Auguste Renoir - Oarsmen at Chatou [1879]

Rowing was the foremost attraction at Chatou, while only a few kilometers upstream Argenteuil's more reliable winds attracted sailors. Here a man brings a pleasure gig to shore. These two-person boats were designed for more relaxed recreation than the sculls we see in the distance. The rower sat facing his companion, who controlled the rudder by means of ropes. The man in this gig, wearing the boater's typical costume of short jacket and straw hat, may be the artist's brother Edmond. The man standing on the bank, similarly attired, is probably the painter Gustave Caillebotte, a devoted rowing enthusiast. The woman may be Aline Charigot, who became Renoir's wife and was a favorite model.

The painting captures the brilliance of sun and water, summer and youth. In the water, skips of strong blues and white alternate. Their shimmering intensity is enhanced by the equally strong presence of orange in the boat's reflection and the scarlet accent of Aline's bow. Renoir has put into practice aspects of current colour theory. The principle of simultaneous contrast suggested that colors were perceived more strongly when juxtaposed with their opposites - orange with blue, for example, or green with red.
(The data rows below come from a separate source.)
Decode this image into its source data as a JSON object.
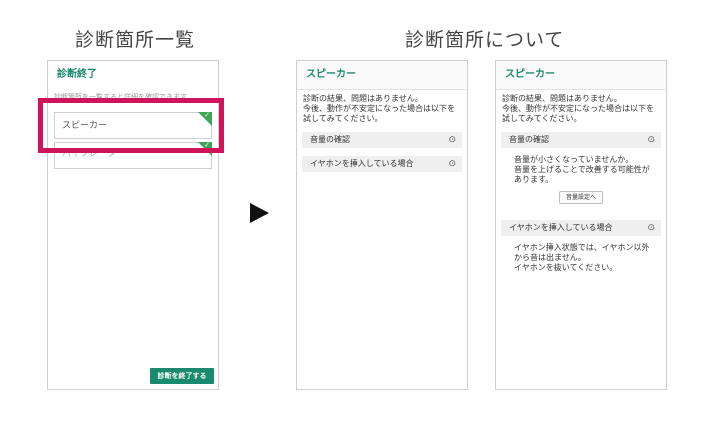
{
  "headings": {
    "left": "診断箇所一覧",
    "right": "診断箇所について"
  },
  "screen1": {
    "title": "診断終了",
    "hint": "診断箇所を一覧すると詳細を確認できます",
    "items": [
      "スピーカー",
      "バイブレータ"
    ],
    "end_button": "診断を終了する"
  },
  "screen2": {
    "title": "スピーカー",
    "result_text": "診断の結果、問題はありません。\n今後、動作が不安定になった場合は以下を試してみてください。",
    "sections": [
      {
        "label": "音量の確認",
        "icon": "⊙"
      },
      {
        "label": "イヤホンを挿入している場合",
        "icon": "⊙"
      }
    ]
  },
  "screen3": {
    "title": "スピーカー",
    "result_text": "診断の結果、問題はありません。\n今後、動作が不安定になった場合は以下を試してみてください。",
    "sections": [
      {
        "label": "音量の確認",
        "icon": "⊙",
        "body": "音量が小さくなっていませんか。\n音量を上げることで改善する可能性があります。",
        "button": "音量設定へ"
      },
      {
        "label": "イヤホンを挿入している場合",
        "icon": "⊙",
        "body": "イヤホン挿入状態では、イヤホン以外から音は出ません。\nイヤホンを抜いてください。"
      }
    ]
  },
  "colors": {
    "accent": "#1a8a6e",
    "highlight_frame": "#d0145a",
    "corner_badge": "#3aa656"
  }
}
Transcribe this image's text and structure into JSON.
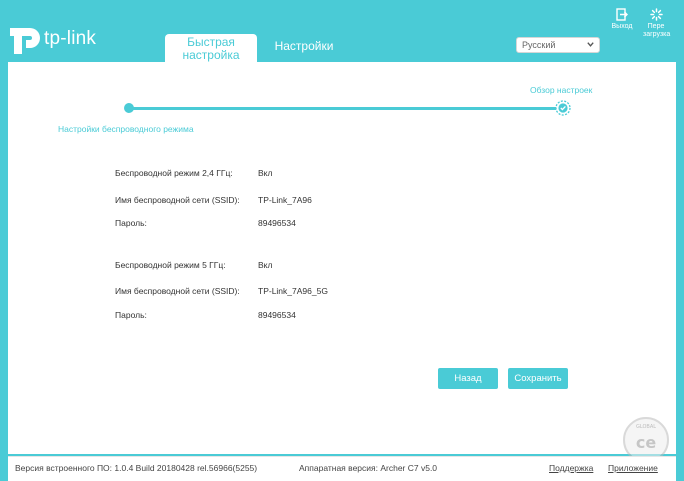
{
  "header": {
    "logo_text": "tp-link",
    "tabs": [
      {
        "label_line1": "Быстрая",
        "label_line2": "настройка"
      },
      {
        "label": "Настройки"
      }
    ],
    "language": "Русский",
    "logout_label": "Выход",
    "reboot_label_line1": "Пере",
    "reboot_label_line2": "загрузка"
  },
  "wizard": {
    "step_first": "Настройки беспроводного режима",
    "step_last": "Обзор настроек"
  },
  "summary": {
    "rows": [
      {
        "label": "Беспроводной режим 2,4 ГГц:",
        "value": "Вкл"
      },
      {
        "label": "Имя беспроводной сети (SSID):",
        "value": "TP-Link_7A96"
      },
      {
        "label": "Пароль:",
        "value": "89496534"
      },
      {
        "label": "Беспроводной режим 5 ГГц:",
        "value": "Вкл"
      },
      {
        "label": "Имя беспроводной сети (SSID):",
        "value": "TP-Link_7A96_5G"
      },
      {
        "label": "Пароль:",
        "value": "89496534"
      }
    ]
  },
  "buttons": {
    "back": "Назад",
    "save": "Сохранить"
  },
  "footer": {
    "firmware": "Версия встроенного ПО: 1.0.4 Build 20180428 rel.56966(5255)",
    "hardware": "Аппаратная версия: Archer C7 v5.0",
    "support": "Поддержка",
    "app": "Приложение"
  },
  "watermark_text": "GLOBAL"
}
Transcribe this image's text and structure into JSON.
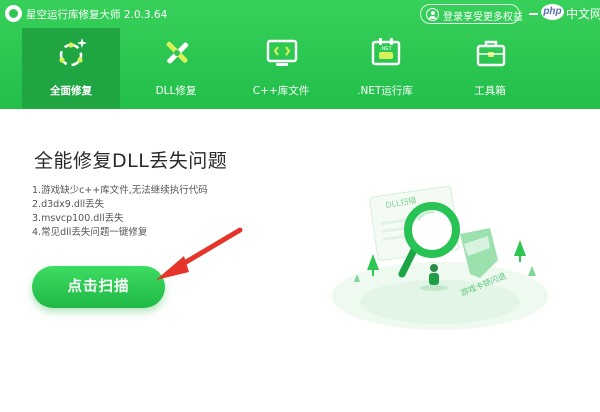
{
  "app": {
    "title": "星空运行库修复大师 2.0.3.64",
    "login_label": "登录享受更多权益",
    "watermark_php": "php",
    "watermark_cn": "中文网"
  },
  "tabs": [
    {
      "label": "全面修复",
      "icon": "full-repair-icon",
      "active": true
    },
    {
      "label": "DLL修复",
      "icon": "dll-repair-icon",
      "active": false
    },
    {
      "label": "C++库文件",
      "icon": "cpp-code-icon",
      "active": false
    },
    {
      "label": ".NET运行库",
      "icon": "dotnet-calendar-icon",
      "active": false
    },
    {
      "label": "工具箱",
      "icon": "toolbox-icon",
      "active": false
    }
  ],
  "main": {
    "headline": "全能修复DLL丢失问题",
    "problems": [
      "1.游戏缺少c++库文件,无法继续执行代码",
      "2.d3dx9.dll丢失",
      "3.msvcp100.dll丢失",
      "4.常见dll丢失问题一键修复"
    ],
    "scan_button": "点击扫描"
  },
  "illustration": {
    "paper_label": "DLL扫描",
    "banner_label": "游戏卡顿闪退"
  },
  "colors": {
    "brand_green": "#2fc653",
    "active_tab": "#1fa542",
    "arrow_red": "#e5342a"
  }
}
The silky texture of Renoir's feathery brushstrokes mirrors the languid and leisurely scenes.

[Oil on canvas, 81.2 x 100.2 cm]